– (NSString *)pickerView:(UIPickerView *)pickerView titleForRow:(NSInteger)row forComponent:(NSInteger)component;
– (NSAttributedString *)pickerView:(UIPickerView *)pickerView attributedTitleForRow:(NSInteger)row forComponent:(NSInteger)component NS_AVAILABLE_IOS(6_0); // attributed title is favored if both methods are implemented
– (UIView *)pickerView:(UIPickerView *)pickerView viewForRow:(NSInteger)row forComponent:(NSInteger)component reusingView:(UIView *)view;
– (void)pickerView:(UIPickerView *)pickerView didSelectRow:(NSInteger)row inComponent:(NSInteger)component;
I want to display, in each UIPickerView row, a label which is contained in a 300px wide view, padded to 20px on the left and left-aligned. For this, I am overriding the above delegate method:
– (UIView *)pickerView:(UIPickerView *)pickerView viewForRow:(NSInteger)row forComponent:(NSInteger)component reusingView:(UIView *)view
UILabel *label = [[UILabel alloc] initWithFrame:CGRectMake(20.0f, 0.0f, 300.0f, 60.0f)]; //x and width are mutually correlated
label.textAlignment = NSTextAlignmentLeft;
label.text = [_firstList objectAtIndex:row];
Please note line 40. I am creating a custom label, named *label, that will be used as custom view for each row. Another thing to note is the next line below, when I am aligning the text to the left. See that I used
NSTextAlignmentLeft method instead
UITextAlignmentLeft which is deprecated. If I build the app, I will get:
Which is exactly what I wanted: to have a custom view in each row, left–aligned and padded to 20px from left margin of the
Ok, that’s for today: a very simple UIPickerView example.
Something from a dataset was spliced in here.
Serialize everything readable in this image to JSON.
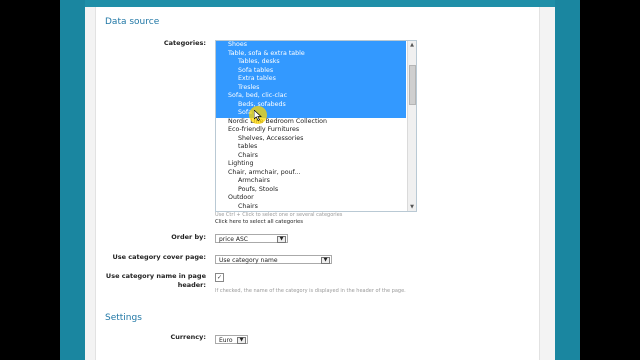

Next, we will enhance a bit our custom picker and add some more fancy logic behind. Stay tuned.